▶ WORK INSTRUCTION
What lines below include the word "руководителя"? Copy each one.

▶ DATA FOR THE TASK
━━━━━━━━━━━━━━━━━━━━

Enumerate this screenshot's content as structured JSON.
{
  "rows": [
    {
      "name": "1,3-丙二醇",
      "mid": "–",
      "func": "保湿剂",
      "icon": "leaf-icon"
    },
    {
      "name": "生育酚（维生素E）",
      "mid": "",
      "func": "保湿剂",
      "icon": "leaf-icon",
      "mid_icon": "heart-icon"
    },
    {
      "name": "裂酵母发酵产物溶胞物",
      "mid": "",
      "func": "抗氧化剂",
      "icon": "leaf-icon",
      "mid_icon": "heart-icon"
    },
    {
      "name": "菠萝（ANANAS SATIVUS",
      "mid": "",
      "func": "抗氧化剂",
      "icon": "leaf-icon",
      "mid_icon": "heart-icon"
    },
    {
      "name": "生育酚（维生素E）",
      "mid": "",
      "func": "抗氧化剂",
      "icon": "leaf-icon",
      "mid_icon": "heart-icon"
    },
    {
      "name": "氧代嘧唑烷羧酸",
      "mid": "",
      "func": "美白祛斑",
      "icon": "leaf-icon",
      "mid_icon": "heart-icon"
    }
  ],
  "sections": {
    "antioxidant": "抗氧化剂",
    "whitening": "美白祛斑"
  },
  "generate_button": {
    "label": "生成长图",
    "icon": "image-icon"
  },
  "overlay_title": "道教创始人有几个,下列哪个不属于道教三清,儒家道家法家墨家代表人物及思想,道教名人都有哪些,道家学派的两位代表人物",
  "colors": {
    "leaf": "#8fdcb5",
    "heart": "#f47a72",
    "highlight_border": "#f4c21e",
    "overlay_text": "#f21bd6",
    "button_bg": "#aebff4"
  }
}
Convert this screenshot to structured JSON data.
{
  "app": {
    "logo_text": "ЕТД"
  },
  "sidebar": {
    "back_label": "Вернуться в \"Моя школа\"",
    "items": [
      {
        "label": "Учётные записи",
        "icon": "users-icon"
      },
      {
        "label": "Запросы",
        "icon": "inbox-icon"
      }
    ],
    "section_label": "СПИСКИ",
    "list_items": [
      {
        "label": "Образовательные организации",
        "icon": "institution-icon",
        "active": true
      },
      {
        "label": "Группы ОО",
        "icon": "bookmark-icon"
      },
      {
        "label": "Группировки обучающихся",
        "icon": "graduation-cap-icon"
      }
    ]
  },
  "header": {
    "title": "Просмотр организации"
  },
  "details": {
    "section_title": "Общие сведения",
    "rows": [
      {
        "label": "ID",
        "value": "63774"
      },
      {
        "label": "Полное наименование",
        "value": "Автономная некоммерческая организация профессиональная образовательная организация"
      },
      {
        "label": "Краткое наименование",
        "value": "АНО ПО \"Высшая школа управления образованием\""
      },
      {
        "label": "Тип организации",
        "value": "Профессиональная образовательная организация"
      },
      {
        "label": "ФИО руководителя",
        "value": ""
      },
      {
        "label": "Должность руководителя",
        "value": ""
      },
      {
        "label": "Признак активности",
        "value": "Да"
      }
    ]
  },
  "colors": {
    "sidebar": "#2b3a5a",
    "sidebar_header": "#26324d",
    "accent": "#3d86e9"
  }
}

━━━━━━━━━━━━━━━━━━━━

▶ ANSWER SPACE
        "label": "ФИО руководителя",
        "label": "Должность руководителя",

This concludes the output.